ID3 Group built the 25,000 sq ft. exhibit, as part of the bid process with Adventureland, LLC, the production company. “We were chosen over 10 of the top exhibition fabricators nationally. Once we were chosen, we had six months for the fabrication,” says Dave Walens, CEO of ID3 Group. The fabrication entailed a team of 100 specialized artists working 50,000 hours in a 150,000-square-foot, state-of-the-art facility in Atlanta, Georgia to meet that six-month deadline.
“This facility is unique in the industry because we offer a wide range of capabilities all under one room, from carpentry, metal, paint, and 3D studio capabilities to environmental graphics and more. Then everything was shipped to Chicago, where we installed it,” explains Walens.

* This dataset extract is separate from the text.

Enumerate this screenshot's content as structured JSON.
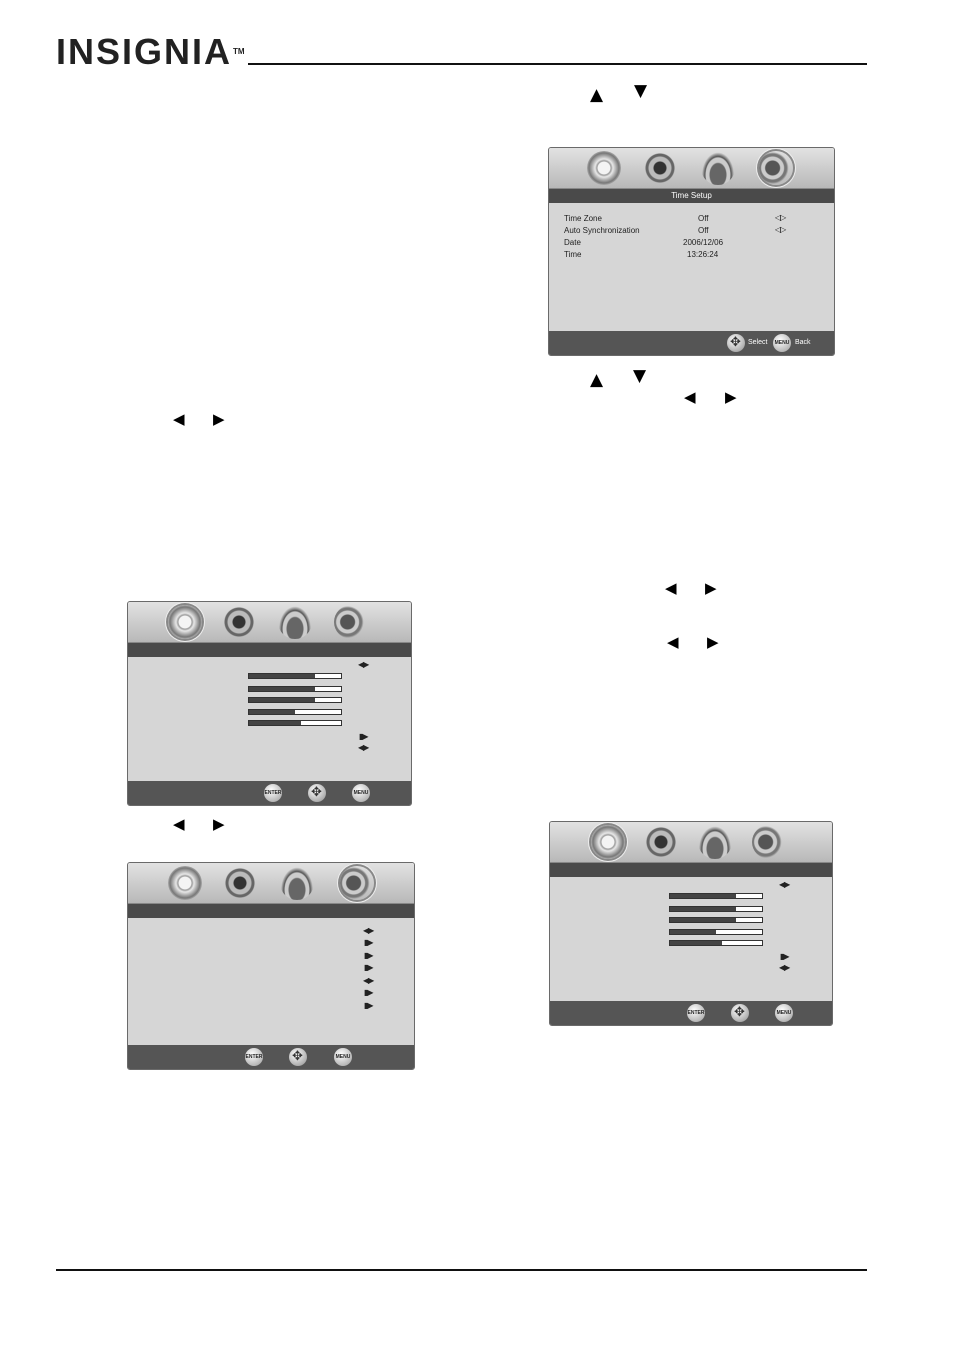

Each of the rooms is a 360° immersive, interactive environment that allows visitors to experience different parts of Alexander Hamilton's life in a truly unique way. “Visitors are immersed in each room with a full environment that does not have a single fixed position,” adds Walens. “Visitors can roam the rooms, interact with all the artifacts, and listen to the conversations of the guests at Schuyler Mansion. They are part of the scene, more than just a visitor watching a screen.”
Walens points out that the exhibition was built knowing that it would travel and be installed in different venues. “We kept that consideration in mind throughout. It will take 80 trucks to transport everything to the next city, where it will be installed and ready to wow a new crowd of fans,” he says.
“The first 360° element is the hurricane that destroyed St Croix. As you walk the circular dock structure, there is debris flying overhead and a mass swirling in the center of the room,” notes Walens. “As you look closer, you will identify many structures and all of Hamilton's belongings moving throughout the space. It was this natural disaster that brought Hamilton to New York City.”
The second 360° element is the Election of 1800, the round room with the pillars of the states in the center. The room is surrounded by glowing silhouettes of individuals not allowed to vote; the election is a tie and the delegates' votes constantly float and spin in an oversized glass jar.
“The project was supported by our team comprising of Elan Buchen as project manager, Lydia Futral as creative project manager, Rick Clark as chief creative officer, and Matt Kelly as chief operating officer. We worked closely with David Korins to bring his creative design to life. That included several trips he made to our Atlanta facility during the fabrication process,” notes Walens.
Some of the scenic elements were 3D printed, such as the small buildings in the New York scene. “As you exit the hurricane area, you are on a long gangplank with mooring lines to the side and cargo pulleys overhead, and you have arrived in New York,” says Walens, who points out that the centerpiece of New York is a giant map with blocks of wood representing city blocks. “The artist-created map highlights the 3D printed hero buildings where significant moments happened, moments that lead Hamilton and the country to the War of Independence.” All the other elements in the exhibition were created with CNC (computer numerical control) or hand-sculpted.
Design Electronics, with Khalil Williams as the General Manager, was the AV provider, including the projection for the scroll in the intro gallery, which ID3 built. “This is a 45'-long, hand-carved, three-dimensional parchment scroll with an introductory video projected onto it. The video features Lin-Manuel Miranda and Phillipa Soo welcoming visitors and explaining the exhibition,” says Walens.
“The biggest challenge was the size of the project and the level of detail required, but our talented team worked extremely hard to make it happen. David Korins and Lin-Manuel Miranda created an incredibly detailed world within this exhibition,” adds Walens. “Our talented team of craftspeople used our proprietary 3Dimensioneering® process to bring this complicated design to life in the style and quality level the designer intended at the required budget. 3Dimensioneering combines art, engineering and fabrication, and that is what made this project effective.”